"I never wanted a girl", the woman sitting in front of me said tonight. "I really, really wanted a boy, cause you know, boys are so great". "Oh, yes, indeed, my husband wanted a boy very much too... Now we have a girl... I guess it's OK with me, but he really really wanted a boy".
As I watched the group of women talking about their pregnancies in one corner, and the group of men talking business in the other corner of the room, I had to ask myself just what kind of mentalities we still carry on into the future. Of course, many things have changed: men are now entering the kitchen, that forbidden territory their mothers inhabited. And occasionally the women are now able to tell them "bring this plate to the dining table, dear". But deep down inside, what do we think of each other? "Boys will always be boys," somebody once told me. "No matter what, when it comes down to gender, the truth is that one is born a boy or a girl, with certain features. A boy will always want the car, a girl will always go for the baby-doll". Will he or she? And is it the boy or the little girl who 'wants' the toy, or is it us, the parents, pushing the car onto the boy, and the pinkie thing onto the girl.
A few days ago I bought some Tylenol for my friend's baby. At the drug store, I was faced with a dilemma: do I buy the cherry-flavored Tylenol with a baby-girl on the box, or do I buy the blueberry-flavored one with a baby-boy on it? Guess what? I bought the 'girlish' one for a baby-girl... I just couldn't help it, I guess... Call it stereotype, call it a habit. The truth is, we routinely divide babies into gender. Each year, I bring a photo of a baby and show it to my students. I tell a third of them the baby is a girl, a third the baby is a boy and I do not provide a gender for the third group. Then I ask them to pick toys for the baby. And guess what! They always pick a doll for the girl and a car for the boy. The third group feels handicapped: they want to know what sex the baby is before they go on with the task. The Baby X experiment never ceases to amaze me; it puzzles my students and yes, it does provoke a vivid discussion. Truth be told, we go on reproducing the same gendered thinking in our everyday life choices and small talks.

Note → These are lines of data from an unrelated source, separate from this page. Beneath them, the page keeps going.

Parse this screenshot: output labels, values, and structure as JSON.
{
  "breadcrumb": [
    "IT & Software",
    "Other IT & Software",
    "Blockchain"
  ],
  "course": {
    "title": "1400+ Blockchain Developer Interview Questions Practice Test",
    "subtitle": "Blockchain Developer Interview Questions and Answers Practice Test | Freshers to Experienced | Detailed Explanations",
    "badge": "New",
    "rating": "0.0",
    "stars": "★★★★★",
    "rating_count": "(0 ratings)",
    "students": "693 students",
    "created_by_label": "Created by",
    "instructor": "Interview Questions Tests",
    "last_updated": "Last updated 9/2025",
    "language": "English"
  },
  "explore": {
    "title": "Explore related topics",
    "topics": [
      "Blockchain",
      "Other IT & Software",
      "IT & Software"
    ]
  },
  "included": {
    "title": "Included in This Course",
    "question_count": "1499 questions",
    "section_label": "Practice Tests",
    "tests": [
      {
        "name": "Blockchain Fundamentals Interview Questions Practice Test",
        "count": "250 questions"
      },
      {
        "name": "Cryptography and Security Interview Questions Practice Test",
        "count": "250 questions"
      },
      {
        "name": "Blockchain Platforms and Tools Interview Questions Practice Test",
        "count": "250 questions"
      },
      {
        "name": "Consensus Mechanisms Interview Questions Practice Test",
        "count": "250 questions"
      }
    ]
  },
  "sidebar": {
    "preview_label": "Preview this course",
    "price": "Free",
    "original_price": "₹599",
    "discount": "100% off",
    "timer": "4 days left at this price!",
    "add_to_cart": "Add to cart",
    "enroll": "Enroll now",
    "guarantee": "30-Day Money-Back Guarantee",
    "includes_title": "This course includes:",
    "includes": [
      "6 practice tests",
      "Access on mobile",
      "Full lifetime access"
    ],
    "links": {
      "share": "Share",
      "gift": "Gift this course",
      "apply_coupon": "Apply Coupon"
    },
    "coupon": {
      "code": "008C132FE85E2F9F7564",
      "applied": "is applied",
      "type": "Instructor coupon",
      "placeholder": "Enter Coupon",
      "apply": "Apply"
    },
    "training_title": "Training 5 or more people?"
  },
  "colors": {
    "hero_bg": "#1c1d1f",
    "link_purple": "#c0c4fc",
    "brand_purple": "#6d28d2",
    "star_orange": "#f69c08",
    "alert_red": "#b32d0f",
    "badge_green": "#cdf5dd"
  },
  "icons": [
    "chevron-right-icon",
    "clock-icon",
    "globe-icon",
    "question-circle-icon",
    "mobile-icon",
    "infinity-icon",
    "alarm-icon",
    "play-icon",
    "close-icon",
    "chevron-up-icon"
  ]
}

And truth be told, the men still congregate in one corner, talking cars, business and sports. The girls are fluent in the language of the household, pregnancy and infant diseases. And why is it that almost all women find all babies 'beautiful', 'cute' and 'absolutely lovely'? It's almost as if there's an unspoken wall that, sooner or later, will divide the party into two genders. Of course, it is heterosexual men and women that fit this picture, but hey, there was no one challenging the gender categories at the party tonight... Maybe just me, an awkward fit, uninterested in the household talk, wishing the kids will stop screaming and not finding them that gorgeous after all...
Seavey, C.A., Katz, P.A., Zalk, S.R. (1975) "Baby X" Sex Roles, 1(2): 103-109